Records from a dataset

..........

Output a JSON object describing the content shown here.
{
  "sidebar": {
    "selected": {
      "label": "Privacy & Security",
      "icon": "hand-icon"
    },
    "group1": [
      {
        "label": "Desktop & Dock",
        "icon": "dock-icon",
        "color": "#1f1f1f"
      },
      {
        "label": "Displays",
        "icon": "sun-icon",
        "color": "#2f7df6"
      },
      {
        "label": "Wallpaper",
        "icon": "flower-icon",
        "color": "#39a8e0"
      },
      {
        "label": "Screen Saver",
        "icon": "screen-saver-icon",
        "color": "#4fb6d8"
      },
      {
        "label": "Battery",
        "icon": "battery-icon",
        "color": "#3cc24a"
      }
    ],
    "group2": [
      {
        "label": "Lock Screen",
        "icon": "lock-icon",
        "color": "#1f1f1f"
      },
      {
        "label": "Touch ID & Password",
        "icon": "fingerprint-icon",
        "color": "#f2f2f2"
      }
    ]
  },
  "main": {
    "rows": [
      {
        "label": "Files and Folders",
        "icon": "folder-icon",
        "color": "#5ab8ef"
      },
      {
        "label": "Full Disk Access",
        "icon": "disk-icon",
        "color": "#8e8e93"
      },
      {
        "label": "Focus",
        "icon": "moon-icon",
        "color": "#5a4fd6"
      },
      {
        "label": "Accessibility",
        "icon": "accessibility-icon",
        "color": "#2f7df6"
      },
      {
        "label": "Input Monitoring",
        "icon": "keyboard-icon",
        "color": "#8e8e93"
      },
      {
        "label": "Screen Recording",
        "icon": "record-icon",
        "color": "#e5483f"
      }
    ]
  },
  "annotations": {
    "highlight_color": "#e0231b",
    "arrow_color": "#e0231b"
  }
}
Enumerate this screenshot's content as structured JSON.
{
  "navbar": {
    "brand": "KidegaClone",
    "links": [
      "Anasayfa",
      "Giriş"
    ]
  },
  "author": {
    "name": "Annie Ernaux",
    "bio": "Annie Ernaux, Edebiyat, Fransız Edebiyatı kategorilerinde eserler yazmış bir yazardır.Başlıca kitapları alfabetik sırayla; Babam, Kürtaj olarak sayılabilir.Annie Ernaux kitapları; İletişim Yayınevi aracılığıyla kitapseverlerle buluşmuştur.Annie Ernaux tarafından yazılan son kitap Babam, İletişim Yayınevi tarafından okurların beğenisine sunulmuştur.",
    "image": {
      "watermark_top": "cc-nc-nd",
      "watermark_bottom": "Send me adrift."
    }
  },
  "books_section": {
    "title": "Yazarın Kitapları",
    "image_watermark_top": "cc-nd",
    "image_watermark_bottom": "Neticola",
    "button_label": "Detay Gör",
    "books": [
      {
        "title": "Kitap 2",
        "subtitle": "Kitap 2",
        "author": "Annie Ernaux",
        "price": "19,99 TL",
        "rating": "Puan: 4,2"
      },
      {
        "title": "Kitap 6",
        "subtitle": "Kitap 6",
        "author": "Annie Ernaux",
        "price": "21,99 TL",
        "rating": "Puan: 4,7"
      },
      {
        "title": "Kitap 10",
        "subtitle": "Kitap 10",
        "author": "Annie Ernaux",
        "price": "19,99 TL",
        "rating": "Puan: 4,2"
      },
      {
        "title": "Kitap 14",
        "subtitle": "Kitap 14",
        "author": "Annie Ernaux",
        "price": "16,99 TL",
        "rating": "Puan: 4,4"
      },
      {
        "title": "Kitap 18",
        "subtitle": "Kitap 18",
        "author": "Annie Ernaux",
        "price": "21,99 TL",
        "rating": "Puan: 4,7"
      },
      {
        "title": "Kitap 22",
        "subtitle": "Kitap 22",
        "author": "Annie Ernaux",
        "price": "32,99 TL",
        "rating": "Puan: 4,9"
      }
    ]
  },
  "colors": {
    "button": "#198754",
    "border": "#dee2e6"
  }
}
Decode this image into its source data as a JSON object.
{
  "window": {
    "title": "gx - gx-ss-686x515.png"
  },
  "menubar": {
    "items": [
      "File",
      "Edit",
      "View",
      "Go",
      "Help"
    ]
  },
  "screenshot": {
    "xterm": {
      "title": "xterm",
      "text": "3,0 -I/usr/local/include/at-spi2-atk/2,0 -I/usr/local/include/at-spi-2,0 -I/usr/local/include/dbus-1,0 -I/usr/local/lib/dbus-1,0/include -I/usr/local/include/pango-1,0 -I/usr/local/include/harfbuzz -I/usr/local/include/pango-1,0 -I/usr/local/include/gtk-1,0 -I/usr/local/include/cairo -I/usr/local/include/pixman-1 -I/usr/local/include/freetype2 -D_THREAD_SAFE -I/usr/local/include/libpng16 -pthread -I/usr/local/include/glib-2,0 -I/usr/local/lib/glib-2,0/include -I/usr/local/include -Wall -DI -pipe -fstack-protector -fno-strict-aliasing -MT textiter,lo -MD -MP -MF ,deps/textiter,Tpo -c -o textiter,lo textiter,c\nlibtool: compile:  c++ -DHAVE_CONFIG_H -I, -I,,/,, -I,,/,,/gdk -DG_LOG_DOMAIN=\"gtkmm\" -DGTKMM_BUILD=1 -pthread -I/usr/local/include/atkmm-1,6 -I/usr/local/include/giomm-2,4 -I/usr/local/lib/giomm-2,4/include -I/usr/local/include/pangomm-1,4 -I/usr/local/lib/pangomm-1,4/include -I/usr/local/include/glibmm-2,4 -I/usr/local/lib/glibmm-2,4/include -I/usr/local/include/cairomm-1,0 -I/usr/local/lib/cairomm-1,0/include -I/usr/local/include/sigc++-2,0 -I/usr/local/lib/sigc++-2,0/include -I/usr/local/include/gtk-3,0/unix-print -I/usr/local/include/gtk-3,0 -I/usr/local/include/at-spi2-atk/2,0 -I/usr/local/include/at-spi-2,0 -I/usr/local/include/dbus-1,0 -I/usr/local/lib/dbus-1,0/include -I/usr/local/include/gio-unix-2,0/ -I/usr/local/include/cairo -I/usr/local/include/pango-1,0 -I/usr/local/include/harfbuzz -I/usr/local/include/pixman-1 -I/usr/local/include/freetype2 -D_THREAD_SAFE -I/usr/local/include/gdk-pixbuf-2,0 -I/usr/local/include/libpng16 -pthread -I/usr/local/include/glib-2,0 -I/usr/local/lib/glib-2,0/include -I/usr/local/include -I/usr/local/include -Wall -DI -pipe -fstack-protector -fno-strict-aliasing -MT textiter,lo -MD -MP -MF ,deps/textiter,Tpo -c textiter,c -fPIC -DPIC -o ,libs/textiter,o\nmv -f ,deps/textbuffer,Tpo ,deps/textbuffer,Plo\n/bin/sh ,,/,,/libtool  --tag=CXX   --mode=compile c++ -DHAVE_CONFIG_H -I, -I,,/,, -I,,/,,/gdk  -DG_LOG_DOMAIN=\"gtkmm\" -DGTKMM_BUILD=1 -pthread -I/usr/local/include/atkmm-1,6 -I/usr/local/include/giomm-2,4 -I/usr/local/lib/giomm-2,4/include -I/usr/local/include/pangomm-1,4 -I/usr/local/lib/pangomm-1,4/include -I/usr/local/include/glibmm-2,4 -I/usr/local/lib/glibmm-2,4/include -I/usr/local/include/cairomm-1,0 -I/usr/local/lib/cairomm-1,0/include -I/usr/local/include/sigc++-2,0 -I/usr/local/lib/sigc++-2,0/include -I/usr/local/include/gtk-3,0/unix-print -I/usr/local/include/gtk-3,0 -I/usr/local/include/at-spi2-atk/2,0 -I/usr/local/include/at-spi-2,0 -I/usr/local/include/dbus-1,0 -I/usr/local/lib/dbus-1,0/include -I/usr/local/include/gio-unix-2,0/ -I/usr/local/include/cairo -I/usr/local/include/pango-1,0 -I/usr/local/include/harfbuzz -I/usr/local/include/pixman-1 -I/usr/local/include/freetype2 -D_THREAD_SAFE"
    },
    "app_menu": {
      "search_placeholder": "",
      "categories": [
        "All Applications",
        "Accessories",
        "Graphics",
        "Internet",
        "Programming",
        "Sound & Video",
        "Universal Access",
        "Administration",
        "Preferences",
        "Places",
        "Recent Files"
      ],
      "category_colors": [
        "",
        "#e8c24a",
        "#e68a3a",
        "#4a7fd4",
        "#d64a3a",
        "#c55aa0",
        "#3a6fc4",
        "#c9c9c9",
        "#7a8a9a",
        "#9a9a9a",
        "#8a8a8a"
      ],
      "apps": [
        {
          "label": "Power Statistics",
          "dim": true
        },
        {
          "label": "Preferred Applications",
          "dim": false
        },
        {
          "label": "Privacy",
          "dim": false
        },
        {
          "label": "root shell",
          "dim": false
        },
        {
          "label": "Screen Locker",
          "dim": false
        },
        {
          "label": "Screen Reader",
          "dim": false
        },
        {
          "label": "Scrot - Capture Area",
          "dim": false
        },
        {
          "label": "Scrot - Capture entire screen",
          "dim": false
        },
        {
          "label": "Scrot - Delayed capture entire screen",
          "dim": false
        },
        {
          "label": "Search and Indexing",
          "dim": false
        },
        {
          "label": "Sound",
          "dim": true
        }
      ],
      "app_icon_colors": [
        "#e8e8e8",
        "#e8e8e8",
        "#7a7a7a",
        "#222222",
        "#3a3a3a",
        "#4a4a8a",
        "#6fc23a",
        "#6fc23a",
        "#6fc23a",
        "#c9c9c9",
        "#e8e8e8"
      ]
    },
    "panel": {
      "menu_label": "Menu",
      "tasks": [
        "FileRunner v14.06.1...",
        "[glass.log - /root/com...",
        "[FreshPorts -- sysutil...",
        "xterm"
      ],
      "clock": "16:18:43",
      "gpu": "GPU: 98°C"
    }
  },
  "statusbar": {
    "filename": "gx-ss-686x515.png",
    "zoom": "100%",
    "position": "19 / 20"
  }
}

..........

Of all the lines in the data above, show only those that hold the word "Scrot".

§ **Output**
          "label": "Scrot - Capture Area",
          "label": "Scrot - Capture entire screen",
          "label": "Scrot - Delayed capture entire screen",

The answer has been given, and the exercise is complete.